Data →
--------------------------------

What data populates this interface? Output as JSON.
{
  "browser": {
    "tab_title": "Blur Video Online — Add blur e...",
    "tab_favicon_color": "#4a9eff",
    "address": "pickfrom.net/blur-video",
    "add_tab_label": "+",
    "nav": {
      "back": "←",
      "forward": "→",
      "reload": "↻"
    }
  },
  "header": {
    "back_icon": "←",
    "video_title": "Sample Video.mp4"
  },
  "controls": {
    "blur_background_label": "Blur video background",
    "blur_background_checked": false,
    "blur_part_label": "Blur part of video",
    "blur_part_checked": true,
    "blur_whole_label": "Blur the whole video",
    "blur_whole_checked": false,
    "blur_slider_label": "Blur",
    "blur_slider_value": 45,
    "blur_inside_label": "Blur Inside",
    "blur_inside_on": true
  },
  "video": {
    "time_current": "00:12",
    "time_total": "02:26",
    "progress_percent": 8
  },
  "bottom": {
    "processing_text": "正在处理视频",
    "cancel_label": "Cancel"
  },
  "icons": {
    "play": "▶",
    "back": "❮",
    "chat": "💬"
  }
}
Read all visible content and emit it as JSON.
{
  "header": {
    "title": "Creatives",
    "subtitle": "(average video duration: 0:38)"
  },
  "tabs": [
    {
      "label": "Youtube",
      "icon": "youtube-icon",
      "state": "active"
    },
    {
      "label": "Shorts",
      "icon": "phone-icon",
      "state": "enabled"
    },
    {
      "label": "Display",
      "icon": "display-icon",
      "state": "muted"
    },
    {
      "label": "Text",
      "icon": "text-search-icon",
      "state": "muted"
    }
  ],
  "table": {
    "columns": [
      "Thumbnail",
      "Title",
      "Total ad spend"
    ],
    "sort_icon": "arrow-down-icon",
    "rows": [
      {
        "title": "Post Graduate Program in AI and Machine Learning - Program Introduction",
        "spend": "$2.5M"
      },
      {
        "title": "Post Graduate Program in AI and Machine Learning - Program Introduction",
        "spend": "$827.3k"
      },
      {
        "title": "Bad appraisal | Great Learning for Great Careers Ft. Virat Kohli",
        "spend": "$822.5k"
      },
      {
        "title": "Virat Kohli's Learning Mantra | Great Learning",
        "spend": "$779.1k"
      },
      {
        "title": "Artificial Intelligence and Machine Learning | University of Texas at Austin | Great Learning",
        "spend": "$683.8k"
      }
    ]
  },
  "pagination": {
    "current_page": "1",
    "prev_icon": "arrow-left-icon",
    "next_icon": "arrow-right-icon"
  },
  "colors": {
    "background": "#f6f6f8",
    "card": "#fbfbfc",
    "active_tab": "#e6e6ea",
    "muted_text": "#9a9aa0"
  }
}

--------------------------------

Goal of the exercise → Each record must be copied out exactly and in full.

Answer area →
What data populates this interface? Output as JSON.
{
  "browser": {
    "tab_title": "Blur Video Online — Add blur e...",
    "tab_favicon_color": "#4a9eff",
    "address": "pickfrom.net/blur-video",
    "add_tab_label": "+",
    "nav": {
      "back": "←",
      "forward": "→",
      "reload": "↻"
    }
  },
  "header": {
    "back_icon": "←",
    "video_title": "Sample Video.mp4"
  },
  "controls": {
    "blur_background_label": "Blur video background",
    "blur_background_checked": false,
    "blur_part_label": "Blur part of video",
    "blur_part_checked": true,
    "blur_whole_label": "Blur the whole video",
    "blur_whole_checked": false,
    "blur_slider_label": "Blur",
    "blur_slider_value": 45,
    "blur_inside_label": "Blur Inside",
    "blur_inside_on": true
  },
  "video": {
    "time_current": "00:12",
    "time_total": "02:26",
    "progress_percent": 8
  },
  "bottom": {
    "processing_text": "正在处理视频",
    "cancel_label": "Cancel"
  },
  "icons": {
    "play": "▶",
    "back": "❮",
    "chat": "💬"
  }
}
Read all visible content and emit it as JSON.
{
  "header": {
    "title": "Creatives",
    "subtitle": "(average video duration: 0:38)"
  },
  "tabs": [
    {
      "label": "Youtube",
      "icon": "youtube-icon",
      "state": "active"
    },
    {
      "label": "Shorts",
      "icon": "phone-icon",
      "state": "enabled"
    },
    {
      "label": "Display",
      "icon": "display-icon",
      "state": "muted"
    },
    {
      "label": "Text",
      "icon": "text-search-icon",
      "state": "muted"
    }
  ],
  "table": {
    "columns": [
      "Thumbnail",
      "Title",
      "Total ad spend"
    ],
    "sort_icon": "arrow-down-icon",
    "rows": [
      {
        "title": "Post Graduate Program in AI and Machine Learning - Program Introduction",
        "spend": "$2.5M"
      },
      {
        "title": "Post Graduate Program in AI and Machine Learning - Program Introduction",
        "spend": "$827.3k"
      },
      {
        "title": "Bad appraisal | Great Learning for Great Careers Ft. Virat Kohli",
        "spend": "$822.5k"
      },
      {
        "title": "Virat Kohli's Learning Mantra | Great Learning",
        "spend": "$779.1k"
      },
      {
        "title": "Artificial Intelligence and Machine Learning | University of Texas at Austin | Great Learning",
        "spend": "$683.8k"
      }
    ]
  },
  "pagination": {
    "current_page": "1",
    "prev_icon": "arrow-left-icon",
    "next_icon": "arrow-right-icon"
  },
  "colors": {
    "background": "#f6f6f8",
    "card": "#fbfbfc",
    "active_tab": "#e6e6ea",
    "muted_text": "#9a9aa0"
  }
}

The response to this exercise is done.